[[ Data section, beginning ]]

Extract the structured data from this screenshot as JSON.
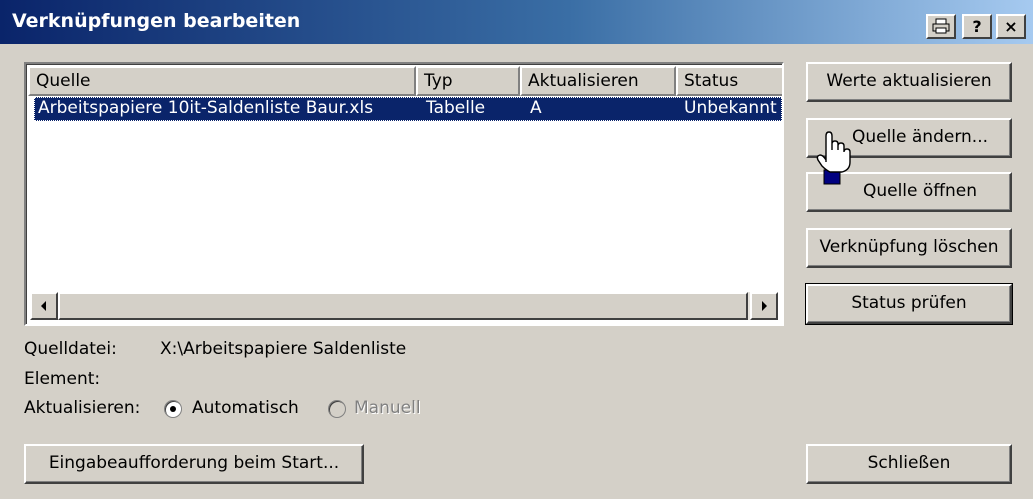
{
  "window": {
    "title": "Verknüpfungen bearbeiten",
    "help_button": "?",
    "close_button": "×"
  },
  "list": {
    "columns": [
      "Quelle",
      "Typ",
      "Aktualisieren",
      "Status"
    ],
    "rows": [
      {
        "quelle": "Arbeitspapiere 10it-Saldenliste Baur.xls",
        "typ": "Tabelle",
        "aktualisieren": "A",
        "status": "Unbekannt"
      }
    ]
  },
  "buttons": {
    "werte_aktualisieren": "Werte aktualisieren",
    "quelle_aendern": "Quelle ändern...",
    "quelle_oeffnen": "Quelle öffnen",
    "verknuepfung_loeschen": "Verknüpfung löschen",
    "status_pruefen": "Status prüfen",
    "eingabeaufforderung": "Eingabeaufforderung beim Start...",
    "schliessen": "Schließen"
  },
  "details": {
    "quelldatei_label": "Quelldatei:",
    "quelldatei_value": "X:\\Arbeitspapiere Saldenliste",
    "element_label": "Element:",
    "aktualisieren_label": "Aktualisieren:",
    "automatisch_label": "Automatisch",
    "manuell_label": "Manuell",
    "selected_update_mode": "Automatisch"
  },
  "colors": {
    "titlebar_start": "#0a246a",
    "titlebar_end": "#a6caf0",
    "selection": "#0a246a",
    "face": "#d4d0c8"
  }
}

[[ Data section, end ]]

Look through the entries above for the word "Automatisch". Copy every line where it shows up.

    "automatisch_label": "Automatisch",
    "selected_update_mode": "Automatisch"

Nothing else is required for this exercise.